When worlds collide, the merging of digital and physical in games

Serial entrepreneur Thomas Fellger on the growing convergence of the real and virtual worlds and the future of games

When worlds collide, the merging of digital and physical in games

Thomas Fellger is the founding partner and CEO of Icon Group, who oversees two entities: Icon Impact, an international innovation agency, and Icon Ventures, a $30 million venture capital fund all about putting capital into traditional companies to reinvent their business models for the future.

Additionally, Fellger acts as the CEO and chairman at Veritas Entertainment, which builds venues for the esports and games industry, while serving as an advisor to the UN General Assembly and a number of other startups.

Ahead of Pocket Gamer Connects Digital #7, we spoke to Fellger about his work, what he'll be discussing at the event and his thoughts on the future of the global games market. Can you tell us what you'll be covering at Pocket Gamer Connect Digital #7? 

Thomas Fellger: I’ll be talking about the future of gaming and the merging of digital and physical entertainment formats.

From Veritas, a global network of esports and gaming entertainment venues, to Das Race, a brand-new entertainment format that blends the physical aspects of traditional remote control (RC) racing with the virtual world of gaming, I’ve pioneered entertainment formats that merge both digital and physical worlds. I’ll be sharing more about Das Race, Veritas and why creating a tangible experience should be at the core of entertainment.

f you really believe in something, you have to take that belief and turn it into execution.
Thomas Fellger

You wear a number of different hats within the games sector, can you explain what your roles are?

As CEO of Icon Group, I have been at the forefront of innovation, enabling our clients and empowering our team to defy convention and push for groundbreaking work.

As CEO of Veritas Entertainment, I carry out our mission to build the best esports and gaming venues in the world. It enables communities to experience esports like never before, by creating permanent facilities that are not only for professional teams to practice, but also a hub for entertainment, collaboration and connection.

Why did you decide to join the games industry?

Although we are still at the beginning of the industry’s potential, I knew early on I wanted to be a part of its growth. What attracted me to the games industry was its powerful ability to transform a variety of industries and being able to witness non-endemic brands integrate seamlessly into the space to bring new value to the industry.

It’s been fun to watch gaming take over the entertainment world from movies and TV to music and professional sports.

What advice would you give to someone interested in getting into the games industry?

I believe the two major characteristics a person needs to not only break into the industry but also to thrive are passion and perseverance. You can’t always rely on people to share your vision. If you really believe in something, you have to take that belief and turn it into execution.
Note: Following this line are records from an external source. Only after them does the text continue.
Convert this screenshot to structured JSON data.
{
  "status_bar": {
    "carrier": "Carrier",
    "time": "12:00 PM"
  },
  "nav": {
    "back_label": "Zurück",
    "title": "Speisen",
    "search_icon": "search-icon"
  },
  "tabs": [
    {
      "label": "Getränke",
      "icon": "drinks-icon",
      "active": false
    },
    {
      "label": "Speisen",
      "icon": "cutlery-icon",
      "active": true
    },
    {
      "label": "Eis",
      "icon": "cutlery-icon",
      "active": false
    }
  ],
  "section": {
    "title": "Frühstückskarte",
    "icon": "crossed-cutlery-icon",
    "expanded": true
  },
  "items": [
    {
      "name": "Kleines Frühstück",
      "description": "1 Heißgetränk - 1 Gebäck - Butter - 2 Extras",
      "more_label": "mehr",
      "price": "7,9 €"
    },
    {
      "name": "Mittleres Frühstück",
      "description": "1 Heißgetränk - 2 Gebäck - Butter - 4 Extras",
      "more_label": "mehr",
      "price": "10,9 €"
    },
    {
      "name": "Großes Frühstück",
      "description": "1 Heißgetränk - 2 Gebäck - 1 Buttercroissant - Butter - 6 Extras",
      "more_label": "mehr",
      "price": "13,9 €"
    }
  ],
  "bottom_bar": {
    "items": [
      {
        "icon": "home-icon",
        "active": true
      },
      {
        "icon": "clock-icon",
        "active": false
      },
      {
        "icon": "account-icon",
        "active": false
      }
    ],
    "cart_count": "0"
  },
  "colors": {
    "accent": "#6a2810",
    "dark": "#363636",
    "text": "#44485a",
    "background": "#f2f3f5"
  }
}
What are your thoughts on the changes in the industry over the last 12 months?

The last 12 months have been transformational for the games industry, as COVID-19 accelerated developments in every area and more people became interested in the media as a way to be entertained while staying safe.
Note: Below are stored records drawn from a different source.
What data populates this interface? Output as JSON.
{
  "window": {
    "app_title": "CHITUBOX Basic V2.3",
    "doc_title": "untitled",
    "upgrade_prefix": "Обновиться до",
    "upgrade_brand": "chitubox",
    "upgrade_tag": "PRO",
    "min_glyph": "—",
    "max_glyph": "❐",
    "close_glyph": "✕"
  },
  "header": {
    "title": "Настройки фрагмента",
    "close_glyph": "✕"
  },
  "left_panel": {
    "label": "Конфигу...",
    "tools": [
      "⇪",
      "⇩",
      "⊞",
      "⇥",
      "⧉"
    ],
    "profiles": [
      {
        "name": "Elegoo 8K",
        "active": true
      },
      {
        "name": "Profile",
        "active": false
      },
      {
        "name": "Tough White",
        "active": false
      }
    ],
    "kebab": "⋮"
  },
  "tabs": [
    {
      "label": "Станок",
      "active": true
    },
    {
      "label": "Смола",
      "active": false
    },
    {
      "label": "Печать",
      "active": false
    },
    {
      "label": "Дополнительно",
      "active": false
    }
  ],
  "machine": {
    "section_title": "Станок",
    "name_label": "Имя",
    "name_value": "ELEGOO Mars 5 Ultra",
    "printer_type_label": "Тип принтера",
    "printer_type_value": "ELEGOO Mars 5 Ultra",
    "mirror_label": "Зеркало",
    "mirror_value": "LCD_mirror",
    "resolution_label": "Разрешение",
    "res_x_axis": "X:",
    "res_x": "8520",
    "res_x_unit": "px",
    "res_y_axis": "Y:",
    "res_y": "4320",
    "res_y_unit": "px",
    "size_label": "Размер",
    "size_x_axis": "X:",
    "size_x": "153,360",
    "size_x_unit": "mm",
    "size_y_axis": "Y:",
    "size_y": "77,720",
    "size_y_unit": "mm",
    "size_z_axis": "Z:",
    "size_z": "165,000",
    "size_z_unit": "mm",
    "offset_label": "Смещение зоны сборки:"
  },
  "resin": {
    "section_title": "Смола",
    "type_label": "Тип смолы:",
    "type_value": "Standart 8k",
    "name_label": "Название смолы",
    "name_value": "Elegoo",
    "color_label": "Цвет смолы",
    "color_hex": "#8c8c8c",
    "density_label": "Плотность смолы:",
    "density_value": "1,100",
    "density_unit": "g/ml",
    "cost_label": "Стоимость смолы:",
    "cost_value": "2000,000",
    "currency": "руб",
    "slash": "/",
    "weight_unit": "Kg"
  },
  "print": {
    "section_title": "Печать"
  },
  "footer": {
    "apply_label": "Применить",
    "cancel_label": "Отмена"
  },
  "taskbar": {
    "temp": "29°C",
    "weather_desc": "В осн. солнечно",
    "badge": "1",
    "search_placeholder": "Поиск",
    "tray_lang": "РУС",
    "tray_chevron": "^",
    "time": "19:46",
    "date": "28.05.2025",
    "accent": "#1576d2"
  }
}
I believe this accelerated adoption of games didn’t happen solely because people were bored at home, but because so many games enable players to build a community and connect globally with like-minded people.

What do you think we'll see taking place over the next 12 months?

Games will continue to overtake more traditional entertainment formats, becoming the predominant form of family entertainment. Instead of families coming together for the traditional movie night, they will choose to gather together to play video games during their family time.

A few key changes I’ve noticed are that games are attracting an older target group.
Thomas Fellger

How has the industry changed since you joined it?

The games industry has changed quite significantly since I first started. A few key changes I’ve noticed are that games are attracting an older target group. The industry has successfully ushered in a new entertainment format in the world, with gaming transforming the way people connect and socialise with their friends.

It's developed its own ecosystem of tools, such as Discord, which proves that the industry has clearly evolved beyond just playing games. There is an emphasis on creating tools and services that keep the community connected and engaged.

What are you most looking forward to at Pocket Gamer Connects Digital #7?

I am looking forward to hearing from other visionaries and leaders in the games space about what they believe will shape the industry in the years to come.

To keep up to date with all of our PG Connects coverage, check out the roundups here. There's still time to sign up - to find out more and book a ticket, head to the website.

Managing Editor

Brian has been working in the games industry since the mid-1990s, when he joined the legendary studio DMA Design, as a writer on the original Grand Theft Auto. Since then he's worked with major publishers, founded his own digital agency, helped numerous startups with PR, marketing, communications, narrative design, branding and making money.

Back in 2004 Brian created the Scottish Games Network, the industry body for the country's videogames sector. He also lectures at Napier University on the transformative power of interactive media on the creative industries, is a board member of Creative Edinburgh, and helps to organise games, tech and creative industries events.

In his spare time he plays videogames and is usually, proudly, at least one generation behind the cutting edge consoles.